– Death and Destiny: Parallax Snaps, Newswatch, February 17, 1986 (P.4): Explores the fact that good men, men of purpose, do get cut down in mid-stream on their way to achieving greatness.
– Power of the People: Parallax Snaps, Newswatch, March 10, 1986 (P.4): Upholds the idea that the ‘people hold the power of change’ despite the shamelessness of dictators.
– Reagan’s Disinformation: Parallax Snaps, Newswatch, April 7, 1986 (P.4): Posits that any political system adopted by Nigeria will fail if the right operators were not found to run it.
– Path of Conscience: Preface to Cover, Newswatch, May 12, 1986 (P.10): Condemns the strong pressure put on judges by vested interests which made them lose their conscience during judgment.
– Don’t Forget Them: Parallax Snaps, Newswatch, June 16, 1986 (P.4): Urges Nigerians to remember the students killed in cold blood on May 23, 1986, at the Ahmadu Bello University, Zaria.
– Those Days Are Gone (1): Parallax Snaps, Newswatch, June 30, 1986 (P.4): Reports that the days are past when Nigeria felt it was a regional power. Said Nigeria’s salvation was in the grip of the IMF, known for prescribing self-immolation for survival.
– Those Days Are Gone (II): Parallax Snaps, Newswatch, July 4, 1986 (P.4): Considers tribalism and lack of national will as Nigeria’s dilemma, which prevented it from regaining the good old days.
– Instrument of Vengeance: Parallax Snaps, Newswatch, July 28, 1986 (P.4): Reviews the ABU white paper which he described as an instrument of vengeance.
– Death of Innocence: Parallax Snaps, Newswatch, August 11, 1986 (P.6): Examines the violent turn of events in Nigeria and argued that the death of innocence had brought with it the death of fellowship.
– God’s Experiment: Parallax Snaps, Newswatch, August 25, 1986 (P.6): Draws attention to the Second-Tier Foreign Exchange Market (SFEM) and the danger inherent in its failure.
– Jolly Good Fellow (s): Parallax Snaps, Newswatch, September 8, 1986 (P.4): Reviews the regime of Gbolahan Mudasiru of Lagos State and described hims as a great and performing governor.

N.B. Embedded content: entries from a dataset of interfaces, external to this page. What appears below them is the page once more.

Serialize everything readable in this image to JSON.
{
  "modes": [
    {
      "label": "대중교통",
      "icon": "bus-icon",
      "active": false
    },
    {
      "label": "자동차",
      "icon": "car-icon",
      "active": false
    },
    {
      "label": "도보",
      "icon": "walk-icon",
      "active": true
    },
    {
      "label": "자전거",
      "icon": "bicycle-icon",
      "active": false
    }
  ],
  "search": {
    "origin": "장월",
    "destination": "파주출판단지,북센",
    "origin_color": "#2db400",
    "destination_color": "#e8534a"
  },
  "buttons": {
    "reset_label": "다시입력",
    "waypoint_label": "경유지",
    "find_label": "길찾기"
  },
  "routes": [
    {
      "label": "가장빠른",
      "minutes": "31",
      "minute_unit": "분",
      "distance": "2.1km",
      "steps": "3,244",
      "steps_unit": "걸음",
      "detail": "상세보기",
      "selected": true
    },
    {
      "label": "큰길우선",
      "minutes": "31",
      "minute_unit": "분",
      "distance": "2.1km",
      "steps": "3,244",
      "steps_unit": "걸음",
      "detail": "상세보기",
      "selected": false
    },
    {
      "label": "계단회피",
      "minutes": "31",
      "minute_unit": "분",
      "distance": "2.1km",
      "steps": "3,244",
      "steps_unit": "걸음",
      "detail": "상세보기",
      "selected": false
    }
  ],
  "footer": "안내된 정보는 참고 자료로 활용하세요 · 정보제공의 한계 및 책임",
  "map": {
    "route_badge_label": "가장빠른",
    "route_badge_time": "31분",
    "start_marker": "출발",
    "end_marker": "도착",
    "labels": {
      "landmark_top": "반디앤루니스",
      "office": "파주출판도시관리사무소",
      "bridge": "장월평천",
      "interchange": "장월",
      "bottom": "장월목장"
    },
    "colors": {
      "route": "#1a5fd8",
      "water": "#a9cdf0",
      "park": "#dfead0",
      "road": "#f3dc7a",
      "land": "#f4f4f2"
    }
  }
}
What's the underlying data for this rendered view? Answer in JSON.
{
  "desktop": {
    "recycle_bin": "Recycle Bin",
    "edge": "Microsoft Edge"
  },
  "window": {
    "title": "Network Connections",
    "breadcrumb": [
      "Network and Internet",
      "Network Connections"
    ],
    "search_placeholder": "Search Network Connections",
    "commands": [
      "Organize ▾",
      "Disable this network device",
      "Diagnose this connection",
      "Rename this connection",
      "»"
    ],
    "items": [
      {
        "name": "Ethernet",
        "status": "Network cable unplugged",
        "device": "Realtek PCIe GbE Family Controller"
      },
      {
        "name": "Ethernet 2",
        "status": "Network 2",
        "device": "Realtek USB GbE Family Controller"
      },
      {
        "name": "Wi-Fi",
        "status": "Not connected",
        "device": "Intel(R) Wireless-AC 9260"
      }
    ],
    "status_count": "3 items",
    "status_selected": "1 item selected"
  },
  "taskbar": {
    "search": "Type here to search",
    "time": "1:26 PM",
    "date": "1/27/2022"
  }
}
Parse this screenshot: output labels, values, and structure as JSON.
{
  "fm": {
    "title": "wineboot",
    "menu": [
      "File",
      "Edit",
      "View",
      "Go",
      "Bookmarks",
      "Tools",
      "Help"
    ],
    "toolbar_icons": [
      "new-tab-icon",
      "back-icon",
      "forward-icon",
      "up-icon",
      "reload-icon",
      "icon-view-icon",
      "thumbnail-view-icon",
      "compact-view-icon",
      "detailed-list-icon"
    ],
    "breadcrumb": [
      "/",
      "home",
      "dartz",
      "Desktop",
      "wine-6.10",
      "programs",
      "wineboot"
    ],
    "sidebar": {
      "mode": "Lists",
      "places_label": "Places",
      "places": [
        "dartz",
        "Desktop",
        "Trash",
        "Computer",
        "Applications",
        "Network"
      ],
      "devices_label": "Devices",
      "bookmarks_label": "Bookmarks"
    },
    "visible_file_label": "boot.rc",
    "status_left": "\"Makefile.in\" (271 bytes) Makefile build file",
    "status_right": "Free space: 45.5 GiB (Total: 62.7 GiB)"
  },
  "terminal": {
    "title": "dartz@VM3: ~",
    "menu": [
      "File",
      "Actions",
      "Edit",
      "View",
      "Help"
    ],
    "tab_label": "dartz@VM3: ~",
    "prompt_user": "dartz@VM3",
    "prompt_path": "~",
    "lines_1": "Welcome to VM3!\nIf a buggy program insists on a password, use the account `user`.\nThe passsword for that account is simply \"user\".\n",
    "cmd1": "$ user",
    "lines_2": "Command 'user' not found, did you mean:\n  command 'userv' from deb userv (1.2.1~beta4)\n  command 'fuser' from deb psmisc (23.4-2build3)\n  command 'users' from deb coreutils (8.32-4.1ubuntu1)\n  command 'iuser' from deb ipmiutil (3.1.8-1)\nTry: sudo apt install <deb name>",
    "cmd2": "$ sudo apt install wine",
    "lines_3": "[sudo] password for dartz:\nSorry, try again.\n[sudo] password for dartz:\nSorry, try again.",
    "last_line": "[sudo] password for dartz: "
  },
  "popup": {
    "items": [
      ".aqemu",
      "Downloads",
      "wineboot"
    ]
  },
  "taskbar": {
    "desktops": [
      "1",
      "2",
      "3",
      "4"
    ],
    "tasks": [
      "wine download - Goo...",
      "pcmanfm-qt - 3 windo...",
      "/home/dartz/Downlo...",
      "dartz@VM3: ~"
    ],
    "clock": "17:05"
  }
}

– A Sense of Bewilderment; Prologue, Newswatch, Special Edition, October 6, 1986 (P.18): Assesses the search for a workable, renewable Nigeria since all known political and economic concepts seemed to have failed.
– Son of Dog: Preface to Cover, Newswatch, October 27, 1986 (P.11): Reports on Lawrence Anini’s (The Law) reign of terror in the former Bendel (now Edo and Delta States).
BOOKS ON DELE GIWA
– OLOJEDE, Dele and ADINOYI-OJO, Onukaba. Born To Run: The Story of Dele Giwa, Ibadan, Spectrum Books, 1987. Xiii, 192p.
– MAGNATE, Joseph. Dele Giwa, Lagos, New Academy Publication, 1987. 190p.
– FAWEHINMI, Chief Gani. Murder of Dele Giwa: The Right of A Private Prosecutor, Lagos, Nigerian Law Publications, 1988. 193p.
– Giwa, Biodun. Fate’s Choice: Authentic Story of Dele Giwa, Lagos, Pentorch Books, 1992. X, 274p.